Early to bed

There are all kinds of pay-for or technological solutions out there. From sleep-tracking devices to light bulbs free of blue light to hypnotherapy to sleep masks. But many of these consumer products seek to increase our anxiety around sleep.

In fact, the best ways are simple. The most consistent expert advice includes getting into a routine, avoiding caffeine and nicotine and too much late-night alcohol (I can vouch for all this), exercising early in the day, avoiding late large meals, relaxing before bed, and getting some natural daylight.

Doing ten minutes of (very) light yoga and slow breathing has worked well for me during anxiety patches where sleep has been problematic. But one of the most effective solutions, if a little boring, is breathtakingly simple. According to Professor Daniel Forger of the University of Michigan, who led a team of researchers looking at sleeping patterns around the world, we are in the midst of a global sleep crisis as society pushes us to stay up later. The answer, as he told the BBC, is not having more lie-ins. It’s going to bed a little earlier, as the later people go to bed, the less sleep they get. Whereas what time we wake up in the morning makes surprisingly little difference. But even the act of going to bed a little earlier might require cultural change. “If you look at countries that are really getting less sleep then I’d spend less time worrying about alarm clocks and more about what people are doing at night – are they having big dinners at 10pm or expected to go back to the office?”

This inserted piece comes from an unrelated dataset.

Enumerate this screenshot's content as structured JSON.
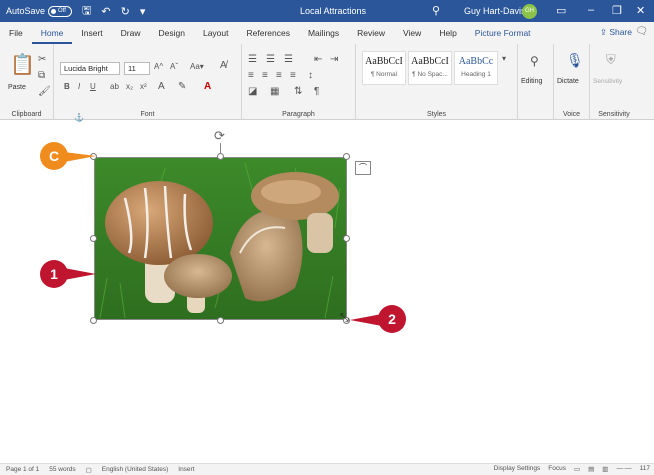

Another solution is to be disciplined about your phone and laptop use, and try not to be on them in bed, as the blue light negatively affects the sleep hormone melatonin.

Anyway, I’ve just realised it’s now after midnight as I type these words. I better close my laptop. And I’m going to try to fall asleep without even checking my phone.

This is an extract from Notes On A Nervous Planet by Matt Haig, published by Canongate. Matt is the author of many other books, including How To Stop Time and Reasons To Stay Alive.